#### [Collection entries]

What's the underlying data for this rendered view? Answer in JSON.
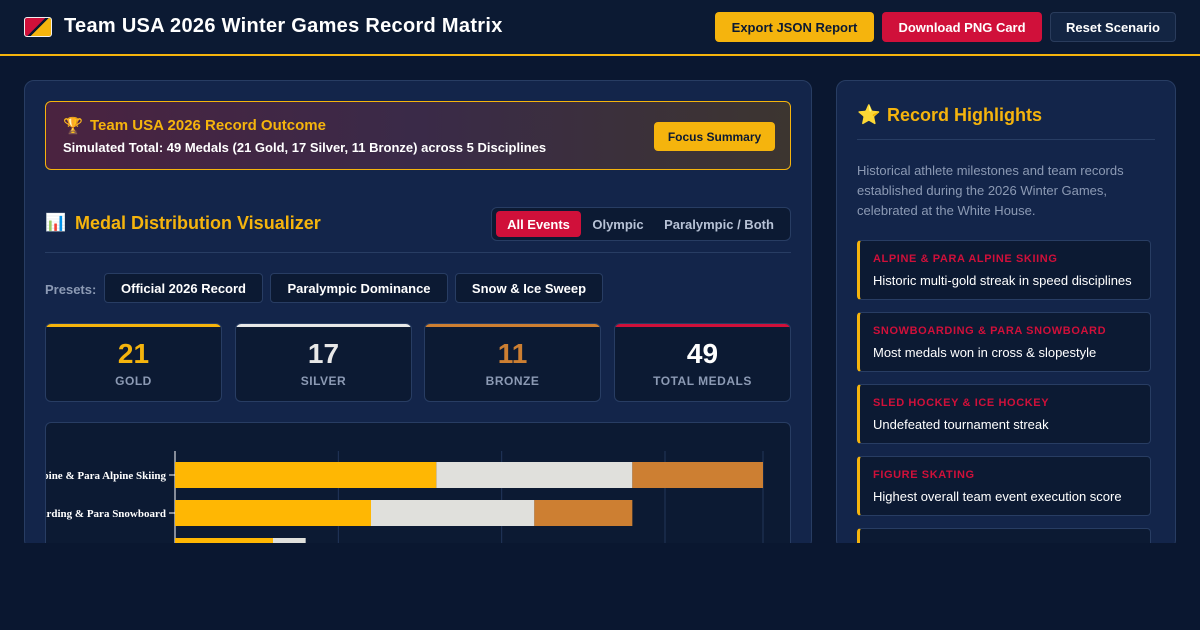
{
  "header": {
    "title": "Team USA 2026 Winter Games Record Matrix",
    "buttons": {
      "export": "Export JSON Report",
      "download": "Download PNG Card",
      "reset": "Reset Scenario"
    }
  },
  "summary": {
    "title": "Team USA 2026 Record Outcome",
    "text": "Simulated Total: 49 Medals (21 Gold, 17 Silver, 11 Bronze) across 5 Disciplines",
    "focus_button": "Focus Summary"
  },
  "visualizer": {
    "title": "Medal Distribution Visualizer",
    "tabs": [
      "All Events",
      "Olympic",
      "Paralympic / Both"
    ],
    "active_tab": "All Events"
  },
  "presets": {
    "label": "Presets:",
    "items": [
      "Official 2026 Record",
      "Paralympic Dominance",
      "Snow & Ice Sweep"
    ]
  },
  "stats": [
    {
      "value": "21",
      "label": "GOLD",
      "color": "#f5b40d"
    },
    {
      "value": "17",
      "label": "SILVER",
      "color": "#e8e8e8"
    },
    {
      "value": "11",
      "label": "BRONZE",
      "color": "#cd7f32"
    },
    {
      "value": "49",
      "label": "TOTAL MEDALS",
      "color": "#d0103a"
    }
  ],
  "chart_data": {
    "type": "bar",
    "orientation": "horizontal",
    "stacked": true,
    "categories": [
      "Alpine & Para Alpine Skiing",
      "Snowboarding & Para Snowboard",
      ""
    ],
    "series": [
      {
        "name": "Gold",
        "color": "#ffb703",
        "values": [
          8,
          6,
          3
        ]
      },
      {
        "name": "Silver",
        "color": "#e0e0dc",
        "values": [
          6,
          5,
          1
        ]
      },
      {
        "name": "Bronze",
        "color": "#cd7f32",
        "values": [
          4,
          3,
          0
        ]
      }
    ],
    "xlim": [
      0,
      18
    ],
    "grid": true
  },
  "side": {
    "title": "Record Highlights",
    "description": "Historical athlete milestones and team records established during the 2026 Winter Games, celebrated at the White House.",
    "highlights": [
      {
        "category": "ALPINE & PARA ALPINE SKIING",
        "text": "Historic multi-gold streak in speed disciplines"
      },
      {
        "category": "SNOWBOARDING & PARA SNOWBOARD",
        "text": "Most medals won in cross & slopestyle"
      },
      {
        "category": "SLED HOCKEY & ICE HOCKEY",
        "text": "Undefeated tournament streak"
      },
      {
        "category": "FIGURE SKATING",
        "text": "Highest overall team event execution score"
      },
      {
        "category": "",
        "text": ""
      }
    ]
  },
  "colors": {
    "background": "#0a1730",
    "panel": "#13254a",
    "accent_gold": "#f5b40d",
    "accent_red": "#d0103a"
  }
}
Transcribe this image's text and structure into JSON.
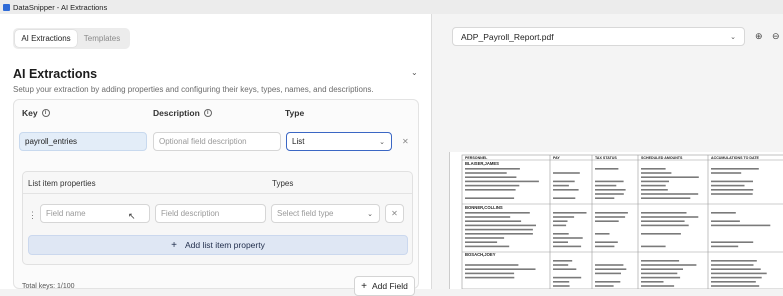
{
  "window": {
    "title": "DataSnipper - AI Extractions"
  },
  "tabs": [
    {
      "label": "AI Extractions",
      "active": true
    },
    {
      "label": "Templates",
      "active": false
    }
  ],
  "section": {
    "title": "AI Extractions",
    "subtitle": "Setup your extraction by adding properties and configuring their keys, types, names, and descriptions."
  },
  "columns": {
    "key": "Key",
    "description": "Description",
    "type": "Type"
  },
  "field": {
    "key_value": "payroll_entries",
    "description_placeholder": "Optional field description",
    "type_value": "List"
  },
  "list_items": {
    "properties_header": "List item properties",
    "types_header": "Types",
    "name_placeholder": "Field name",
    "description_placeholder": "Field description",
    "type_placeholder": "Select field type",
    "add_label": "Add list item property"
  },
  "footer": {
    "total_keys": "Total keys: 1/100",
    "add_field_label": "Add Field"
  },
  "viewer": {
    "file_name": "ADP_Payroll_Report.pdf"
  },
  "pdf_preview": {
    "headers": [
      "PERSONNEL",
      "PAY",
      "TAX STATUS",
      "SCHEDULED AMOUNTS",
      "ACCUMULATIONS TO DATE"
    ],
    "names": [
      "BLAISER,JAMES",
      "BONNER,COLLINS",
      "BOSACH,JOEY"
    ]
  },
  "colors": {
    "accent": "#3b67c4",
    "add_button_bg": "#dfe7f4",
    "key_bg": "#e3edf8"
  }
}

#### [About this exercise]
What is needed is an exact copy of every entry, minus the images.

#### [Solution for this exercise]
What's the underlying data for this rendered view? Answer in JSON.
{
  "header": {
    "title": "Team USA 2026 Winter Games Record Matrix",
    "buttons": {
      "export": "Export JSON Report",
      "download": "Download PNG Card",
      "reset": "Reset Scenario"
    }
  },
  "summary": {
    "title": "Team USA 2026 Record Outcome",
    "text": "Simulated Total: 49 Medals (21 Gold, 17 Silver, 11 Bronze) across 5 Disciplines",
    "focus_button": "Focus Summary"
  },
  "visualizer": {
    "title": "Medal Distribution Visualizer",
    "tabs": [
      "All Events",
      "Olympic",
      "Paralympic / Both"
    ],
    "active_tab": "All Events"
  },
  "presets": {
    "label": "Presets:",
    "items": [
      "Official 2026 Record",
      "Paralympic Dominance",
      "Snow & Ice Sweep"
    ]
  },
  "stats": [
    {
      "value": "21",
      "label": "GOLD",
      "color": "#f5b40d"
    },
    {
      "value": "17",
      "label": "SILVER",
      "color": "#e8e8e8"
    },
    {
      "value": "11",
      "label": "BRONZE",
      "color": "#cd7f32"
    },
    {
      "value": "49",
      "label": "TOTAL MEDALS",
      "color": "#d0103a"
    }
  ],
  "chart_data": {
    "type": "bar",
    "orientation": "horizontal",
    "stacked": true,
    "categories": [
      "Alpine & Para Alpine Skiing",
      "Snowboarding & Para Snowboard",
      ""
    ],
    "series": [
      {
        "name": "Gold",
        "color": "#ffb703",
        "values": [
          8,
          6,
          3
        ]
      },
      {
        "name": "Silver",
        "color": "#e0e0dc",
        "values": [
          6,
          5,
          1
        ]
      },
      {
        "name": "Bronze",
        "color": "#cd7f32",
        "values": [
          4,
          3,
          0
        ]
      }
    ],
    "xlim": [
      0,
      18
    ],
    "grid": true
  },
  "side": {
    "title": "Record Highlights",
    "description": "Historical athlete milestones and team records established during the 2026 Winter Games, celebrated at the White House.",
    "highlights": [
      {
        "category": "ALPINE & PARA ALPINE SKIING",
        "text": "Historic multi-gold streak in speed disciplines"
      },
      {
        "category": "SNOWBOARDING & PARA SNOWBOARD",
        "text": "Most medals won in cross & slopestyle"
      },
      {
        "category": "SLED HOCKEY & ICE HOCKEY",
        "text": "Undefeated tournament streak"
      },
      {
        "category": "FIGURE SKATING",
        "text": "Highest overall team event execution score"
      },
      {
        "category": "",
        "text": ""
      }
    ]
  },
  "colors": {
    "background": "#0a1730",
    "panel": "#13254a",
    "accent_gold": "#f5b40d",
    "accent_red": "#d0103a"
  }
}
Transcribe this image's text and structure into JSON.
{
  "window": {
    "title": "DataSnipper - AI Extractions"
  },
  "tabs": [
    {
      "label": "AI Extractions",
      "active": true
    },
    {
      "label": "Templates",
      "active": false
    }
  ],
  "section": {
    "title": "AI Extractions",
    "subtitle": "Setup your extraction by adding properties and configuring their keys, types, names, and descriptions."
  },
  "columns": {
    "key": "Key",
    "description": "Description",
    "type": "Type"
  },
  "field": {
    "key_value": "payroll_entries",
    "description_placeholder": "Optional field description",
    "type_value": "List"
  },
  "list_items": {
    "properties_header": "List item properties",
    "types_header": "Types",
    "name_placeholder": "Field name",
    "description_placeholder": "Field description",
    "type_placeholder": "Select field type",
    "add_label": "Add list item property"
  },
  "footer": {
    "total_keys": "Total keys: 1/100",
    "add_field_label": "Add Field"
  },
  "viewer": {
    "file_name": "ADP_Payroll_Report.pdf"
  },
  "pdf_preview": {
    "headers": [
      "PERSONNEL",
      "PAY",
      "TAX STATUS",
      "SCHEDULED AMOUNTS",
      "ACCUMULATIONS TO DATE"
    ],
    "names": [
      "BLAISER,JAMES",
      "BONNER,COLLINS",
      "BOSACH,JOEY"
    ]
  },
  "colors": {
    "accent": "#3b67c4",
    "add_button_bg": "#dfe7f4",
    "key_bg": "#e3edf8"
  }
}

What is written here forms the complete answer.